Repeat every line below exactly, word for word.
START INPUT DATA
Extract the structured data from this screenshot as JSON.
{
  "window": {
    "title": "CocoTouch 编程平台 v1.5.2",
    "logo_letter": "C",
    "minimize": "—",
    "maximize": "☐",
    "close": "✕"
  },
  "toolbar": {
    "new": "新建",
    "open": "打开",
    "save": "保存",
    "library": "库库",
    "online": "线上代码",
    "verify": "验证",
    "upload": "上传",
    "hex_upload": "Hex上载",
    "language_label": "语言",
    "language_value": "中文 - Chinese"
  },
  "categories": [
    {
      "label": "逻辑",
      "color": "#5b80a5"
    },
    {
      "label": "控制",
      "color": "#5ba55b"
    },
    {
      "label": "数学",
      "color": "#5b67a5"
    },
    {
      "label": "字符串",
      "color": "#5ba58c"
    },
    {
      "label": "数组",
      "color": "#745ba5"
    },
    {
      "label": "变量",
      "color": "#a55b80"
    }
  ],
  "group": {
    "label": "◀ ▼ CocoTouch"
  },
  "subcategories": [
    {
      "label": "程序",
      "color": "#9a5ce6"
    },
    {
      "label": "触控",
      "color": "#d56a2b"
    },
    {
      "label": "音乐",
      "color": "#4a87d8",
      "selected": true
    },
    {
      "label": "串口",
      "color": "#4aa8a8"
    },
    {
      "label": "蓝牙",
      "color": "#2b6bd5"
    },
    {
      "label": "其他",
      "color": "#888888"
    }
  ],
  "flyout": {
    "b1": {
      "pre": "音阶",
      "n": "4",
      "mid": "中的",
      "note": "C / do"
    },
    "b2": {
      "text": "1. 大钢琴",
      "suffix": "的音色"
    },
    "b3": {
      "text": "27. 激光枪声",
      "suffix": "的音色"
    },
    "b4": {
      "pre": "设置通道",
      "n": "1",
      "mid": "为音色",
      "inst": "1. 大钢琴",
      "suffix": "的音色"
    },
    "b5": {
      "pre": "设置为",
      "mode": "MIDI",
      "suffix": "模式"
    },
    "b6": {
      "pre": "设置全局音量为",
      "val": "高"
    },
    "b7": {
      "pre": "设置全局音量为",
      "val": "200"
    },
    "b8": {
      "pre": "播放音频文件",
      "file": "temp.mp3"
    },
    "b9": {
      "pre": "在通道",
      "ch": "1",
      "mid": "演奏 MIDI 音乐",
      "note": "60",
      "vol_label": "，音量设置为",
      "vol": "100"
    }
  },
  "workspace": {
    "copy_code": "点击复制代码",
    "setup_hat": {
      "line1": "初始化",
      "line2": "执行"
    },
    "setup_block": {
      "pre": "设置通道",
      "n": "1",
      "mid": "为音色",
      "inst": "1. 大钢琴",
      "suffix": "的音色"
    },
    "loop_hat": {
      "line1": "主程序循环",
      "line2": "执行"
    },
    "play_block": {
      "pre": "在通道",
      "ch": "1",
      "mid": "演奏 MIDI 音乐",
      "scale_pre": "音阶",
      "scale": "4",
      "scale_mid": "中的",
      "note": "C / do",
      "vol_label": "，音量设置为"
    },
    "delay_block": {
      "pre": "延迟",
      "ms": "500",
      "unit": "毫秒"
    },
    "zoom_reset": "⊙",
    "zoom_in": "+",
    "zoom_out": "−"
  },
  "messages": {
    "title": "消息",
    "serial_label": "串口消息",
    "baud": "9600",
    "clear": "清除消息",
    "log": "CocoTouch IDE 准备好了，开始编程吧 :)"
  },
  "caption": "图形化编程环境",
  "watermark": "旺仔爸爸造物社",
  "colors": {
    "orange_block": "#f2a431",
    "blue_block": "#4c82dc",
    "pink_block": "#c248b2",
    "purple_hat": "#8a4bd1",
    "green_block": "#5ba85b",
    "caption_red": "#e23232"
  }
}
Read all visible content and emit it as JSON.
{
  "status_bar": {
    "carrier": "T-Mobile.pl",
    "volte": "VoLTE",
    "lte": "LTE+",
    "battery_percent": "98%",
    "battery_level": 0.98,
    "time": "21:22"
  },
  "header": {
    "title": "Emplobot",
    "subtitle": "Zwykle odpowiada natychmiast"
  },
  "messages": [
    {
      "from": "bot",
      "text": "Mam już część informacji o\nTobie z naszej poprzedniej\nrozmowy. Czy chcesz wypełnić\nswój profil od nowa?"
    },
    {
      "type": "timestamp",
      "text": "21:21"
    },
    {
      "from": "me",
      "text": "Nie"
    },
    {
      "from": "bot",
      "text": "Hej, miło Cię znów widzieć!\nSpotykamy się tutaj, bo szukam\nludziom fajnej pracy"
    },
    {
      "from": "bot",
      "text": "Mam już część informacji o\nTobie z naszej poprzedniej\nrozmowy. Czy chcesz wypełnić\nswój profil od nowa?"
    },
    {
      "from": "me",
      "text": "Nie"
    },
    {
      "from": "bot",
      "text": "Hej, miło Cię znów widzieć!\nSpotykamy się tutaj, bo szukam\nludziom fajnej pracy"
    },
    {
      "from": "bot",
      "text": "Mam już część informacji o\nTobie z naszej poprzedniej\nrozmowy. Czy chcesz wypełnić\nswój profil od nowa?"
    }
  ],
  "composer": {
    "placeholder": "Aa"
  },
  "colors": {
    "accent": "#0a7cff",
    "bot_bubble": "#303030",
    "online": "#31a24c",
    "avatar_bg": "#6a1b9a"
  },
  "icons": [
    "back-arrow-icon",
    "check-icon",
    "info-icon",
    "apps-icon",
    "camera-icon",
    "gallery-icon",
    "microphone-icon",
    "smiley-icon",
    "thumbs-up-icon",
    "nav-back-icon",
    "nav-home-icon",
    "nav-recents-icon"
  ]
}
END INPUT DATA
> [REPLY]:
Extract the structured data from this screenshot as JSON.
{
  "window": {
    "title": "CocoTouch 编程平台 v1.5.2",
    "logo_letter": "C",
    "minimize": "—",
    "maximize": "☐",
    "close": "✕"
  },
  "toolbar": {
    "new": "新建",
    "open": "打开",
    "save": "保存",
    "library": "库库",
    "online": "线上代码",
    "verify": "验证",
    "upload": "上传",
    "hex_upload": "Hex上载",
    "language_label": "语言",
    "language_value": "中文 - Chinese"
  },
  "categories": [
    {
      "label": "逻辑",
      "color": "#5b80a5"
    },
    {
      "label": "控制",
      "color": "#5ba55b"
    },
    {
      "label": "数学",
      "color": "#5b67a5"
    },
    {
      "label": "字符串",
      "color": "#5ba58c"
    },
    {
      "label": "数组",
      "color": "#745ba5"
    },
    {
      "label": "变量",
      "color": "#a55b80"
    }
  ],
  "group": {
    "label": "◀ ▼ CocoTouch"
  },
  "subcategories": [
    {
      "label": "程序",
      "color": "#9a5ce6"
    },
    {
      "label": "触控",
      "color": "#d56a2b"
    },
    {
      "label": "音乐",
      "color": "#4a87d8",
      "selected": true
    },
    {
      "label": "串口",
      "color": "#4aa8a8"
    },
    {
      "label": "蓝牙",
      "color": "#2b6bd5"
    },
    {
      "label": "其他",
      "color": "#888888"
    }
  ],
  "flyout": {
    "b1": {
      "pre": "音阶",
      "n": "4",
      "mid": "中的",
      "note": "C / do"
    },
    "b2": {
      "text": "1. 大钢琴",
      "suffix": "的音色"
    },
    "b3": {
      "text": "27. 激光枪声",
      "suffix": "的音色"
    },
    "b4": {
      "pre": "设置通道",
      "n": "1",
      "mid": "为音色",
      "inst": "1. 大钢琴",
      "suffix": "的音色"
    },
    "b5": {
      "pre": "设置为",
      "mode": "MIDI",
      "suffix": "模式"
    },
    "b6": {
      "pre": "设置全局音量为",
      "val": "高"
    },
    "b7": {
      "pre": "设置全局音量为",
      "val": "200"
    },
    "b8": {
      "pre": "播放音频文件",
      "file": "temp.mp3"
    },
    "b9": {
      "pre": "在通道",
      "ch": "1",
      "mid": "演奏 MIDI 音乐",
      "note": "60",
      "vol_label": "，音量设置为",
      "vol": "100"
    }
  },
  "workspace": {
    "copy_code": "点击复制代码",
    "setup_hat": {
      "line1": "初始化",
      "line2": "执行"
    },
    "setup_block": {
      "pre": "设置通道",
      "n": "1",
      "mid": "为音色",
      "inst": "1. 大钢琴",
      "suffix": "的音色"
    },
    "loop_hat": {
      "line1": "主程序循环",
      "line2": "执行"
    },
    "play_block": {
      "pre": "在通道",
      "ch": "1",
      "mid": "演奏 MIDI 音乐",
      "scale_pre": "音阶",
      "scale": "4",
      "scale_mid": "中的",
      "note": "C / do",
      "vol_label": "，音量设置为"
    },
    "delay_block": {
      "pre": "延迟",
      "ms": "500",
      "unit": "毫秒"
    },
    "zoom_reset": "⊙",
    "zoom_in": "+",
    "zoom_out": "−"
  },
  "messages": {
    "title": "消息",
    "serial_label": "串口消息",
    "baud": "9600",
    "clear": "清除消息",
    "log": "CocoTouch IDE 准备好了，开始编程吧 :)"
  },
  "caption": "图形化编程环境",
  "watermark": "旺仔爸爸造物社",
  "colors": {
    "orange_block": "#f2a431",
    "blue_block": "#4c82dc",
    "pink_block": "#c248b2",
    "purple_hat": "#8a4bd1",
    "green_block": "#5ba85b",
    "caption_red": "#e23232"
  }
}
Read all visible content and emit it as JSON.
{
  "status_bar": {
    "carrier": "T-Mobile.pl",
    "volte": "VoLTE",
    "lte": "LTE+",
    "battery_percent": "98%",
    "battery_level": 0.98,
    "time": "21:22"
  },
  "header": {
    "title": "Emplobot",
    "subtitle": "Zwykle odpowiada natychmiast"
  },
  "messages": [
    {
      "from": "bot",
      "text": "Mam już część informacji o\nTobie z naszej poprzedniej\nrozmowy. Czy chcesz wypełnić\nswój profil od nowa?"
    },
    {
      "type": "timestamp",
      "text": "21:21"
    },
    {
      "from": "me",
      "text": "Nie"
    },
    {
      "from": "bot",
      "text": "Hej, miło Cię znów widzieć!\nSpotykamy się tutaj, bo szukam\nludziom fajnej pracy"
    },
    {
      "from": "bot",
      "text": "Mam już część informacji o\nTobie z naszej poprzedniej\nrozmowy. Czy chcesz wypełnić\nswój profil od nowa?"
    },
    {
      "from": "me",
      "text": "Nie"
    },
    {
      "from": "bot",
      "text": "Hej, miło Cię znów widzieć!\nSpotykamy się tutaj, bo szukam\nludziom fajnej pracy"
    },
    {
      "from": "bot",
      "text": "Mam już część informacji o\nTobie z naszej poprzedniej\nrozmowy. Czy chcesz wypełnić\nswój profil od nowa?"
    }
  ],
  "composer": {
    "placeholder": "Aa"
  },
  "colors": {
    "accent": "#0a7cff",
    "bot_bubble": "#303030",
    "online": "#31a24c",
    "avatar_bg": "#6a1b9a"
  },
  "icons": [
    "back-arrow-icon",
    "check-icon",
    "info-icon",
    "apps-icon",
    "camera-icon",
    "gallery-icon",
    "microphone-icon",
    "smiley-icon",
    "thumbs-up-icon",
    "nav-back-icon",
    "nav-home-icon",
    "nav-recents-icon"
  ]
}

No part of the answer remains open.